WHAT YOU ARE ASKED TO DO: Report each line below that carries the word "carta".
PROVIDED DATA Block Start
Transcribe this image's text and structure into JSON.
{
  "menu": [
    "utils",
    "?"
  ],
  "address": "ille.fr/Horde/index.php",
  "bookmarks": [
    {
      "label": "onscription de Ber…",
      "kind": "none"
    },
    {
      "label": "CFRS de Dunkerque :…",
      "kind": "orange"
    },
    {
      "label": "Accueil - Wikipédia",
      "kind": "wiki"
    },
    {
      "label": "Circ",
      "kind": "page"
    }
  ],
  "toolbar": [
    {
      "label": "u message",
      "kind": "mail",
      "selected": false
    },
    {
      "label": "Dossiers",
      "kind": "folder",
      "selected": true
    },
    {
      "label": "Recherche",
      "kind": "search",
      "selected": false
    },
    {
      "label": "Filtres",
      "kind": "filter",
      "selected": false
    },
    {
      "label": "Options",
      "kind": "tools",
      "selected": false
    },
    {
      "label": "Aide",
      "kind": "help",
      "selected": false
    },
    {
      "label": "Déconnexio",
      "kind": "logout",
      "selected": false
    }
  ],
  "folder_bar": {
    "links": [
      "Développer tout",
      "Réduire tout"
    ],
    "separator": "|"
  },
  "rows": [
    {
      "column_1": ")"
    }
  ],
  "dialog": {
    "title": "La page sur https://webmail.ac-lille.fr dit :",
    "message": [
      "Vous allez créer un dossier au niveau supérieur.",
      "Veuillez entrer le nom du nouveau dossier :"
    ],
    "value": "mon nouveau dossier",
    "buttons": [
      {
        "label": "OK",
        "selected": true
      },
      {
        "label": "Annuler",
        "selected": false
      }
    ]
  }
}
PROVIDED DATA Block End
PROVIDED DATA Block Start
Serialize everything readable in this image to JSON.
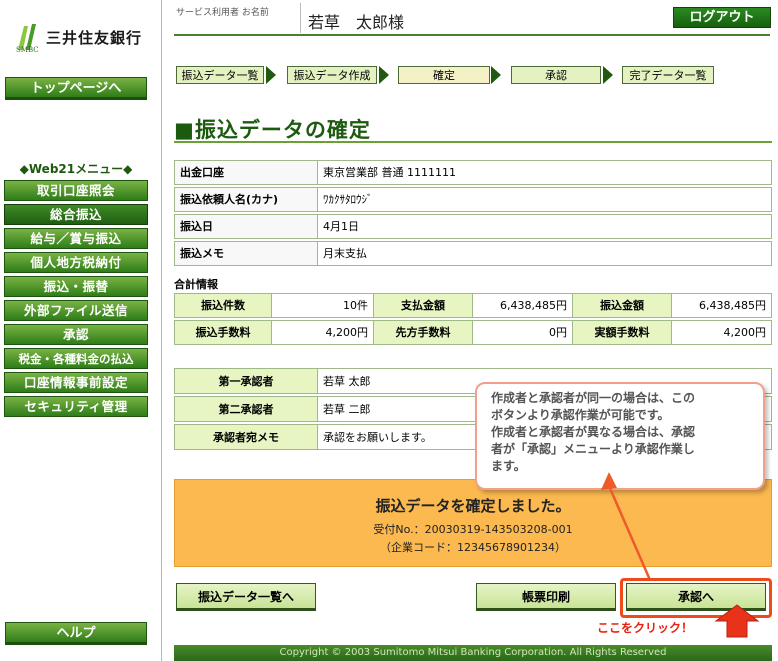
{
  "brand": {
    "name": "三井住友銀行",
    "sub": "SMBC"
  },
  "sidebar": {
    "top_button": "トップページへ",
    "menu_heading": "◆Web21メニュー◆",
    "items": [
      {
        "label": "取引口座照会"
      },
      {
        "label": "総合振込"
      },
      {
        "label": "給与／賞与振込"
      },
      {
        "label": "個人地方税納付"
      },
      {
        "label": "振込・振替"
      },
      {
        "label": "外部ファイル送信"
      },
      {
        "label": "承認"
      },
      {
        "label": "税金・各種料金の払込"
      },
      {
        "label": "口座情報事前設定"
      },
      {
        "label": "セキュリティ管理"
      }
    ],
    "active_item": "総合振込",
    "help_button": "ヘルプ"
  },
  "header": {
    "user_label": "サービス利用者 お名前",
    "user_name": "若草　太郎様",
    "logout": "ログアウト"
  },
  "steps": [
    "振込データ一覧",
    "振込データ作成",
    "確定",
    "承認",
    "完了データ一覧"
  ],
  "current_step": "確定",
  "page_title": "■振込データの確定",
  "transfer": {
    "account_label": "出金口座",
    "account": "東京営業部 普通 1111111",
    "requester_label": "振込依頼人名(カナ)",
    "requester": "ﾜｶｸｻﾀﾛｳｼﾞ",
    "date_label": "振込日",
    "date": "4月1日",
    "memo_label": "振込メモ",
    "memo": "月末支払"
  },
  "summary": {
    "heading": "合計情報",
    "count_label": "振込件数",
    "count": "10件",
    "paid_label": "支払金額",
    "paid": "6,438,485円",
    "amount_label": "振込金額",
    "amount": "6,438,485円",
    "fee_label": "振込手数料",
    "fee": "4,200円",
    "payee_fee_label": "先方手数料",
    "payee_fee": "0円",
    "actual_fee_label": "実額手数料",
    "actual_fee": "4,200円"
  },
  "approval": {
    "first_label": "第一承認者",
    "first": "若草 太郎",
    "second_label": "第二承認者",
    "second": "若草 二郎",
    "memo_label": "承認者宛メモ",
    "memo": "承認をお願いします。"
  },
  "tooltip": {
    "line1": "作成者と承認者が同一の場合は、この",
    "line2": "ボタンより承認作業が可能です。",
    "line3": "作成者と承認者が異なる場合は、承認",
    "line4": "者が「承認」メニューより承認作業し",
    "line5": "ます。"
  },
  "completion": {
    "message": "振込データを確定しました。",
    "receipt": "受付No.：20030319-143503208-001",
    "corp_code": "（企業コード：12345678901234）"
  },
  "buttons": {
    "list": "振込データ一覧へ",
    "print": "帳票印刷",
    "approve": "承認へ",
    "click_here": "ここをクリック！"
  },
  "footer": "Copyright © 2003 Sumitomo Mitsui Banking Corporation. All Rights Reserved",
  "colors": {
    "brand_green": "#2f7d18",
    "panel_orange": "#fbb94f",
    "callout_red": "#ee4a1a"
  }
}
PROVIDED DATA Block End
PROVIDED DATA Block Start
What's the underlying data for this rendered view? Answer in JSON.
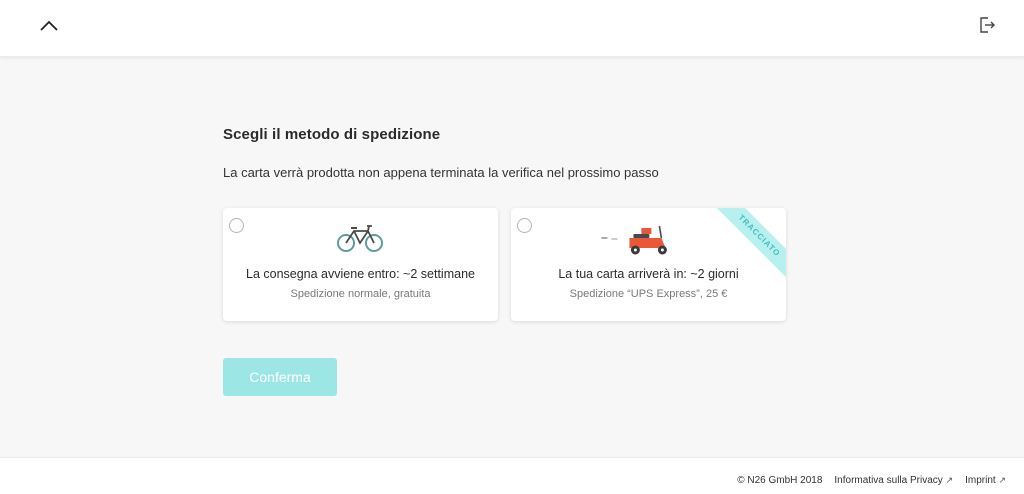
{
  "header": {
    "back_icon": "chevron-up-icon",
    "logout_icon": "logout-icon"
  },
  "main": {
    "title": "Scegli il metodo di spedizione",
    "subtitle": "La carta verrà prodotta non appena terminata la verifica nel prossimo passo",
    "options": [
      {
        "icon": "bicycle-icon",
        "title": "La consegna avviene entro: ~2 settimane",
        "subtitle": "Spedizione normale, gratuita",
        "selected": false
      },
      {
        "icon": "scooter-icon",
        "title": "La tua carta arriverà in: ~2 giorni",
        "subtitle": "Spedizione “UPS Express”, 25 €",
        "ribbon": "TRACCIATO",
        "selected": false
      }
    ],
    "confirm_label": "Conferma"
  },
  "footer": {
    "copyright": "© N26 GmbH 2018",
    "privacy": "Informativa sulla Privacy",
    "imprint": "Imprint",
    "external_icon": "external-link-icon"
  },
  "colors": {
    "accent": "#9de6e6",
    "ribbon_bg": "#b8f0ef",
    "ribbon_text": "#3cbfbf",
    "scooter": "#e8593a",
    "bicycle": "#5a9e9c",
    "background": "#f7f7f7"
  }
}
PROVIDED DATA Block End
OUTPUT:
    "subtitle": "La carta verrà prodotta non appena terminata la verifica nel prossimo passo",
        "title": "La tua carta arriverà in: ~2 giorni",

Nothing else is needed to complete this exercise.